The climate movement must address these issues from the standpoint of addressing justice and it's not by accident or that many of the climate justice organizations and young people have adopted our principles of environmental justice that we developed in 1991 at the first national people of color environmental leadership summit. Those principles laid out the concept of what we need to do to move forward to address those racial, economic, social, gender, spatial inequalities. And, and I think that's a, the the fastest growing part of the climate change movement is the climate justice movement here in the U.S. as well as abroad. Any, and I say this all along, while the, you know, the prejudicial race was up, you know, fast and furious that any of the presidential candidates, the Democrats, candidates that did not have a solid environmental justice and climate justice and economic justice platform was inadequate.

And that the idea that this has to be advocated at the highest level and it must be implemented even at the lowest level going up.

Cheraine Stanford

What place do you think environmental justice should have in the upcoming presidential election?

Robert Bullard

Well, I think environmental justice has to be centerpiece. And the whole is... Environmental justice embraces that whole concept in terms of health equity, in terms of economic justice, in terms of racial justice, in terms of gender justice. And so when we, when we bring those pieces together, that has to be centerpiece. It can't be just a, a one liner or a throw away line. It has to be centerpiece. If we are to address these 21st century challenges, the candidates... And right now it looks for the Democrats, looks like it is Vice President Joe Biden, has to understand the intersectionality of these issues and to, and to have a program and plan to bring those pieces together and bring those organizations, those institutions and those networks and collaboratives together.

Well, example, you know, I'm, I'm part of the HBCU climate change consortium, a consortium of, of 3 dozen black colleges and universities that work on environmental justice, climate change, that work on health equity, that work on families and children, that work on issues around economic justice, food security, those issues resonate across our communities. And the people that we work with vote. And the people that we work with understand how these things are connected. And they’re going be holding all of the candidates, whether it's a Republican or Democrat feet to the fire to say you just can't be talking a good game. You’ve got to have some plan to talk about implementing because our communities are hurting. We are suffering from major disasters that have hit in the last five years and that, that we have to make communities whole. It can't just be talk. It has to be action. We have to combine and marry research with action because having the facts and having you know findings and having evidence, that's not enough. That's never been enough to get action. We have to marry those facts with action and get our elected officials to understand, from the president all the way down ballot, to understand how environmental justice and, and, and economic justice and health justice and climate justice these things are in the best interest of our country. It's in the best interest of national security. It's in the best interest of building a healthy, sustainable, resilient, just society and a just nation.
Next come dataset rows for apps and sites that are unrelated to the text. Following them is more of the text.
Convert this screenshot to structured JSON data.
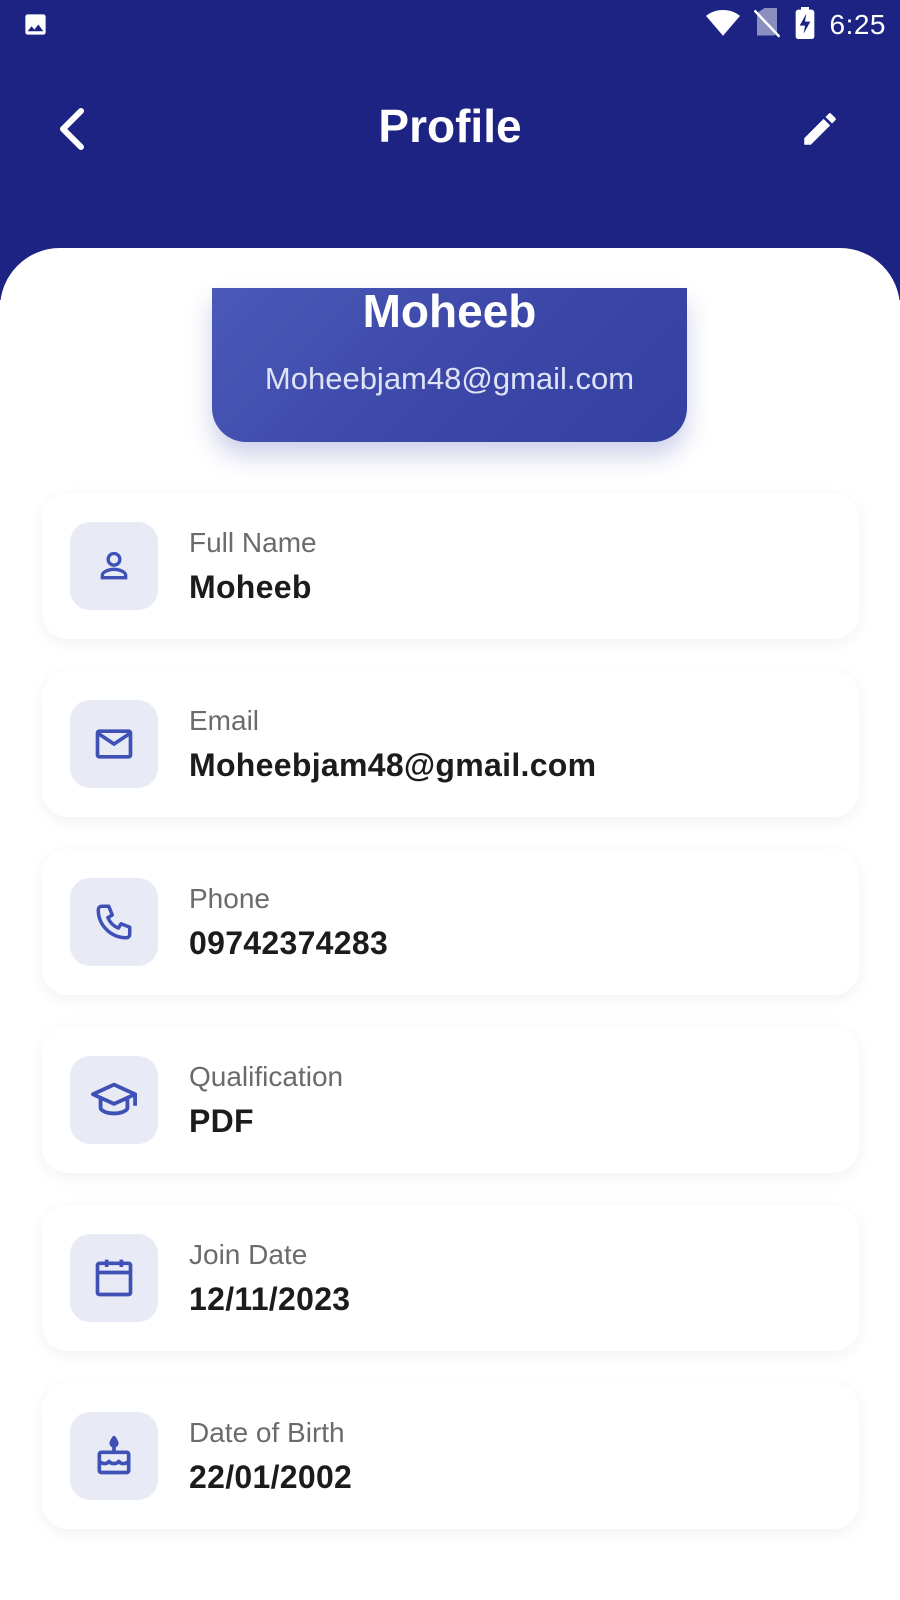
{
  "status_bar": {
    "time": "6:25"
  },
  "appbar": {
    "title": "Profile"
  },
  "hero": {
    "name": "Moheeb",
    "email": "Moheebjam48@gmail.com"
  },
  "fields": [
    {
      "label": "Full Name",
      "value": "Moheeb",
      "icon": "person-icon"
    },
    {
      "label": "Email",
      "value": "Moheebjam48@gmail.com",
      "icon": "mail-icon"
    },
    {
      "label": "Phone",
      "value": "09742374283",
      "icon": "phone-icon"
    },
    {
      "label": "Qualification",
      "value": "PDF",
      "icon": "graduation-cap-icon"
    },
    {
      "label": "Join Date",
      "value": "12/11/2023",
      "icon": "calendar-icon"
    },
    {
      "label": "Date of Birth",
      "value": "22/01/2002",
      "icon": "cake-icon"
    }
  ],
  "colors": {
    "header": "#1c2382",
    "accent": "#3f51b5",
    "icon_bg": "#e8eaf6"
  }
}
Cheraine Stanford

Dr. Bullard, thank you so much for talking with us today.

Robert Bullard

My pleasure.

Cheraine Stanford

Robert Bullard is an environmental advocate and sociologist who has spent his career shining a light on issues of environmental racism and fighting for environmental justice. He's the distinguished professor of urban planning and environmental policy at Texas Southern University. Among his many accolades, he was the first African-American to receive the Sierra Club's highest honor, the John Muir award. He's been called the Father of Environmental Justice.

Hear more Take Note interviews on our website at wpsu.org/takenote. I'm Cheraine Stanford. WPSU.